Christian communities who were seeking to recognize each other as Church would find this recognition in the discovery of a common faith or creed, a common episcopal structure of a single bishop surrounded by a group of presbyters (priests) and deacons, and most importantly by a common focus on the celebration of the Eucharist, presided over by the bishop himself. The Church, in her various communities, knew a common confession, a common hierarchical structure, and a consumation in the common Eucharist, echoing the words of St. Paul to the Corinthians "You are all one body because you share in one body".
To be sure, as time progressed, the faith and creed was increasingly defended and thus elaborately defined, and the episcopal structure gained more centralization as the ranks of Christianity grew, but the Church continued to come together to celebrate the Eucharist and it did so in a manner conscious of these same three marks of self-recognition (elaborated and sometimes complicated as they might have become). Of course, this uniformity was not absolute. There were variations in liturgy and creedal expression and church leadership, but these were variations on a common theme; not a variation of opposite themes. For Christians whose Scriptures promised that the Spirit of God would lead the Church in all truth, the Church being itself the very "pillar and foundation of truth", as St. Paul wrote, this unity would not have been - and should not be - surprising.
But what of today? It is easy to see how these three marks of the Church’s life can be so easily divisive among Christians today. Christian creed is incredibly varied. Many Christians no longer know anything of bishops. And many Christians do not hold to the traditional teaching and celebrations of the Eucharist. The life of the Spirit in the history of the Church has shown that true unity must be something more than a bare minimum of doctrinal agreement. Reinhold Niebuhr was right in preaching against "cheap grace", one must also be wary of settling for "cheap unity", all the while praying and working for true unity intensively. 

In the light of these criteria, it is easier to see why ecumenism and unity is a difficult topic for Orthodox and Catholic traditions.  Both of these communities claim to have adhered to these marks (in varying ways of course), and thus are looking for other Christians to adhere to them as well in the same way (for example:  The creed must be the Orthodox creed, or the Eucharist must be under the Catholic understanding of transubstantiation).  For orthodox Protestant Christians, these demands are impossible, and for liberal-minded Christians, they just might seem irrelevent.

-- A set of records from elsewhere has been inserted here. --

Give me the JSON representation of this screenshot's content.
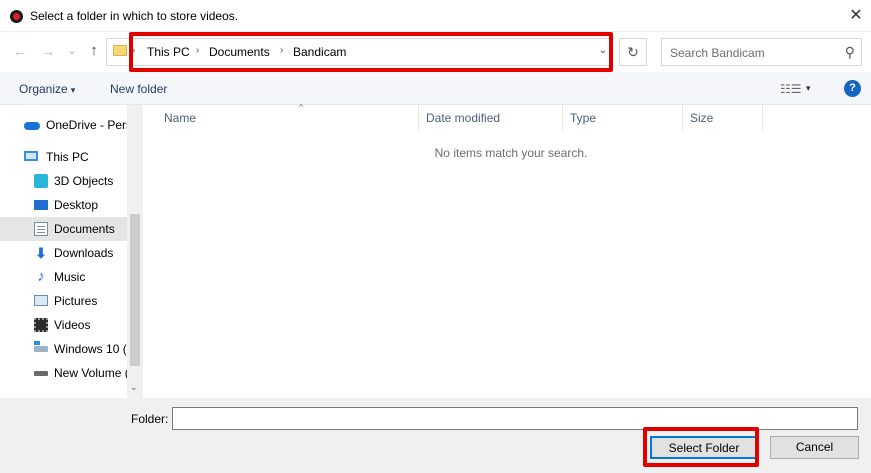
{
  "window": {
    "title": "Select a folder in which to store videos.",
    "close_glyph": "✕"
  },
  "navigation": {
    "back_glyph": "←",
    "forward_glyph": "→",
    "recent_glyph": "⌄",
    "up_glyph": "↑",
    "breadcrumbs": [
      "This PC",
      "Documents",
      "Bandicam"
    ],
    "separator_glyph": "›",
    "dropdown_glyph": "⌄",
    "refresh_glyph": "↻",
    "search_placeholder": "Search Bandicam",
    "search_glyph": "⚲"
  },
  "toolbar": {
    "organize_label": "Organize",
    "organize_caret": "▾",
    "new_folder_label": "New folder",
    "view_glyph": "☷☰",
    "view_caret": "▾",
    "help_glyph": "?"
  },
  "sidebar": {
    "items": [
      {
        "label": "OneDrive - Pers",
        "icon": "onedrive-icon"
      },
      {
        "label": "This PC",
        "icon": "this-pc-icon"
      },
      {
        "label": "3D Objects",
        "icon": "3d-objects-icon"
      },
      {
        "label": "Desktop",
        "icon": "desktop-icon"
      },
      {
        "label": "Documents",
        "icon": "documents-icon",
        "selected": true
      },
      {
        "label": "Downloads",
        "icon": "downloads-icon"
      },
      {
        "label": "Music",
        "icon": "music-icon"
      },
      {
        "label": "Pictures",
        "icon": "pictures-icon"
      },
      {
        "label": "Videos",
        "icon": "videos-icon"
      },
      {
        "label": "Windows 10 (",
        "icon": "windows-drive-icon"
      },
      {
        "label": "New Volume (",
        "icon": "volume-drive-icon"
      }
    ],
    "down_glyph": "⌄",
    "downloads_glyph": "⬇",
    "music_glyph": "♪"
  },
  "file_list": {
    "columns": [
      "Name",
      "Date modified",
      "Type",
      "Size"
    ],
    "sort_glyph": "^",
    "empty_message": "No items match your search."
  },
  "footer": {
    "folder_label": "Folder:",
    "folder_value": "",
    "select_button": "Select Folder",
    "cancel_button": "Cancel"
  },
  "colors": {
    "highlight_red": "#e00000",
    "accent_blue": "#0078d7"
  }
}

However, Christianity without history is somewhat of a gnostic Christianity.  It is a Body of Christ that actually has no visible body, no story to be studied.  The Psalmist calls out to the "God of our fathers", the one who has been Israel's refuge "from generation to generation".  Who are our Fathers?  And what have they to say?  We cannot follow the God of the Bible without finding out.